Write out the data again in full, exactly as it reads.
Start of Available records
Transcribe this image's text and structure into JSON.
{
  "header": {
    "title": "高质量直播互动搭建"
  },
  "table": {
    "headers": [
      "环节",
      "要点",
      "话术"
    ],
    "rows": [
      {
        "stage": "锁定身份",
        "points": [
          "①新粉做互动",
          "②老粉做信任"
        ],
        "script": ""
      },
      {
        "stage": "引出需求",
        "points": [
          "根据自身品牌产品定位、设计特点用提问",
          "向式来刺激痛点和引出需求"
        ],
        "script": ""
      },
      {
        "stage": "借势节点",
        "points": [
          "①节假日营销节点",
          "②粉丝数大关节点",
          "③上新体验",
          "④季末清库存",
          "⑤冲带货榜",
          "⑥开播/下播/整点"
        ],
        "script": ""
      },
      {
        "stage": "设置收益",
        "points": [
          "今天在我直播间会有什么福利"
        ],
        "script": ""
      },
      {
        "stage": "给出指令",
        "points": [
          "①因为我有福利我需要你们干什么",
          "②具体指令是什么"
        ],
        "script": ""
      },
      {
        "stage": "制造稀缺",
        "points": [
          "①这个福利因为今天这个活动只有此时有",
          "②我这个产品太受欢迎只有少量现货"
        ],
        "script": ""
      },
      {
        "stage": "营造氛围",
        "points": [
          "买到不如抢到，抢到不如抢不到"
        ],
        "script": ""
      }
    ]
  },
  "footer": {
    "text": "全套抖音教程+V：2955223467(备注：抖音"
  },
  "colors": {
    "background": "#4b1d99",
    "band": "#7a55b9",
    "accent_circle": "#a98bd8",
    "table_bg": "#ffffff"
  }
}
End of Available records
* [Output]
Transcribe this image's text and structure into JSON.
{
  "header": {
    "title": "高质量直播互动搭建"
  },
  "table": {
    "headers": [
      "环节",
      "要点",
      "话术"
    ],
    "rows": [
      {
        "stage": "锁定身份",
        "points": [
          "①新粉做互动",
          "②老粉做信任"
        ],
        "script": ""
      },
      {
        "stage": "引出需求",
        "points": [
          "根据自身品牌产品定位、设计特点用提问",
          "向式来刺激痛点和引出需求"
        ],
        "script": ""
      },
      {
        "stage": "借势节点",
        "points": [
          "①节假日营销节点",
          "②粉丝数大关节点",
          "③上新体验",
          "④季末清库存",
          "⑤冲带货榜",
          "⑥开播/下播/整点"
        ],
        "script": ""
      },
      {
        "stage": "设置收益",
        "points": [
          "今天在我直播间会有什么福利"
        ],
        "script": ""
      },
      {
        "stage": "给出指令",
        "points": [
          "①因为我有福利我需要你们干什么",
          "②具体指令是什么"
        ],
        "script": ""
      },
      {
        "stage": "制造稀缺",
        "points": [
          "①这个福利因为今天这个活动只有此时有",
          "②我这个产品太受欢迎只有少量现货"
        ],
        "script": ""
      },
      {
        "stage": "营造氛围",
        "points": [
          "买到不如抢到，抢到不如抢不到"
        ],
        "script": ""
      }
    ]
  },
  "footer": {
    "text": "全套抖音教程+V：2955223467(备注：抖音"
  },
  "colors": {
    "background": "#4b1d99",
    "band": "#7a55b9",
    "accent_circle": "#a98bd8",
    "table_bg": "#ffffff"
  }
}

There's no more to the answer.